Homo Sapiens. He buried his dead and used grave goods. We do not know why he died out.
Genetics has made it clear that we came from Africa independently of Homo Erectus about
80,000 years ago. Climate change appears to have been very important in early human
migration. Man arrived in Australia 60,000 and in Latin America 10,000 years ago.

The study of how changes develop occurred in several places in the 19th century. As well as
Darwin, Lamark, a French scientist and Mendel, an Austrian monk wrote papers on
evolution. It was not until the 1900s that genes, cells and DNA were understood.

The human body has trillions of cells. A red blood cell has a life of about 3 months, but brain
cells are never replaced. The nucleus of all cells contains DNA and chromosomes. Crick and
Watson won Nobel prizes for their discovery of the double helix structure of DNA.

The helical strands have paired bases between them. There are 4 types of base: A, C, T &
G. The order of these is the genetic code. Every cell in chromosomes is paired with one from
the father and one from the mother.

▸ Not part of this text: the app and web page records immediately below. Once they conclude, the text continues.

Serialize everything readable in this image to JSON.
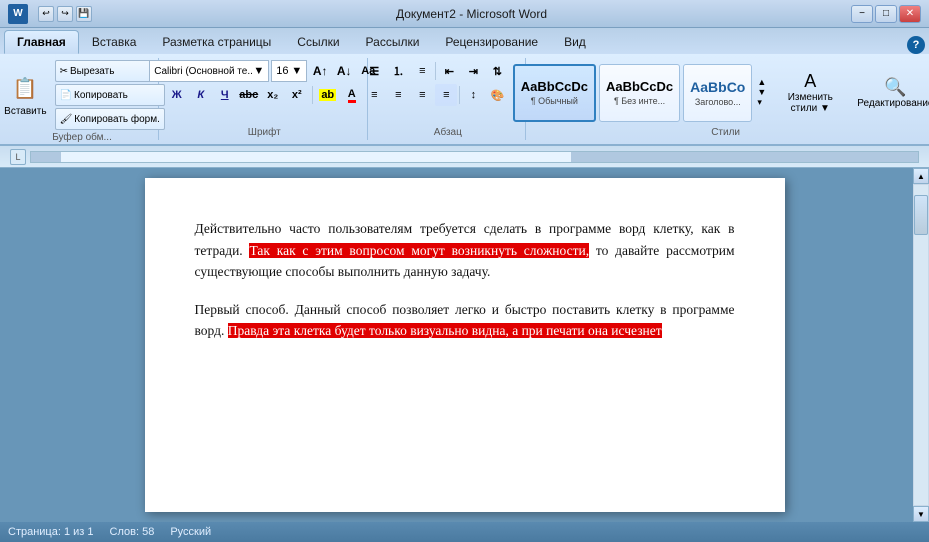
{
  "titlebar": {
    "title": "Документ2 - Microsoft Word",
    "app_icon": "W",
    "quick_buttons": [
      "↩",
      "↪",
      "💾",
      "✏"
    ],
    "controls": [
      "−",
      "□",
      "✕"
    ]
  },
  "ribbon": {
    "tabs": [
      "Главная",
      "Вставка",
      "Разметка страницы",
      "Ссылки",
      "Рассылки",
      "Рецензирование",
      "Вид"
    ],
    "active_tab": "Главная",
    "groups": {
      "clipboard": {
        "label": "Буфер обм...",
        "paste_label": "Вставить"
      },
      "font": {
        "label": "Шрифт",
        "font_name": "Calibri (Основной те...",
        "font_size": "16",
        "bold": "Ж",
        "italic": "К",
        "underline": "Ч",
        "strikethrough": "abc",
        "subscript": "x₂",
        "superscript": "x²",
        "increase": "A↑",
        "decrease": "A↓",
        "highlight": "ab",
        "color": "A"
      },
      "paragraph": {
        "label": "Абзац"
      },
      "styles": {
        "label": "Стили",
        "items": [
          {
            "preview": "AaBbCcDc",
            "label": "¶ Обычный",
            "active": true
          },
          {
            "preview": "AaBbCcDc",
            "label": "¶ Без инте...",
            "active": false
          },
          {
            "preview": "AaBbCo",
            "label": "Заголово...",
            "active": false
          }
        ],
        "change_styles_label": "Изменить стили ▼",
        "editing_label": "Редактирование"
      }
    }
  },
  "document": {
    "paragraphs": [
      {
        "id": "p1",
        "parts": [
          {
            "text": "Действительно часто пользователям требуется сделать в программе ворд клетку, как в тетради. ",
            "highlight": false
          },
          {
            "text": "Так как с этим вопросом могут возникнуть сложности,",
            "highlight": true
          },
          {
            "text": " то давайте рассмотрим существующие способы выполнить данную задачу.",
            "highlight": false
          }
        ]
      },
      {
        "id": "p2",
        "parts": [
          {
            "text": "Первый способ. Данный способ позволяет легко и быстро поставить клетку в программе ворд. ",
            "highlight": false
          },
          {
            "text": "Правда эта клетка будет только визуально видна, а при печати она исчезнет",
            "highlight": true
          }
        ]
      }
    ]
  },
  "statusbar": {
    "page_info": "Страница: 1 из 1",
    "words": "Слов: 58",
    "language": "Русский"
  }
}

The human has 23 pairs.

Genes make us who we are. They define the proteins which in combinations are unique to
each individual. They also pass on information to the next generation. They also monitor the
cells in which they exist and determine the sex of the organism.

When the human genome was decoded, there were far fewer genes than expected and only
about 3% of these make us who we are. 40% of genes control the others. Genetic diseases
eg cancer are normally caused by problems with these, rather than the 3% which define us.
Stem cells may develop into muscle, red blood cells or nerves for example. They can be
harvested from the liver and bone marrow and used to repair the body in some cases.
Mature cells can be encouraged to act as stem cells as was the case with Dolly the sheep.
The influence of the environment on development was seen when a moth in London
replaced its black spots with white in a short time after the Clean Air Act was passed. The
response of foetuses to the Dutch famine in 1944 was seen in following generations too.
In reply to questions, Alex said that progress in treatment for MS had been slow because
drug companies had not seen this as a route to profit. He explained that Alzheimer’s was
caused by too much protein being deposited in brain cells. There might be a cure, but
vascular dementia, caused by inadequate blood supply looked more difficult to treat. Alex
said the idea that we are descended from very few women is almost certainly oversimplified.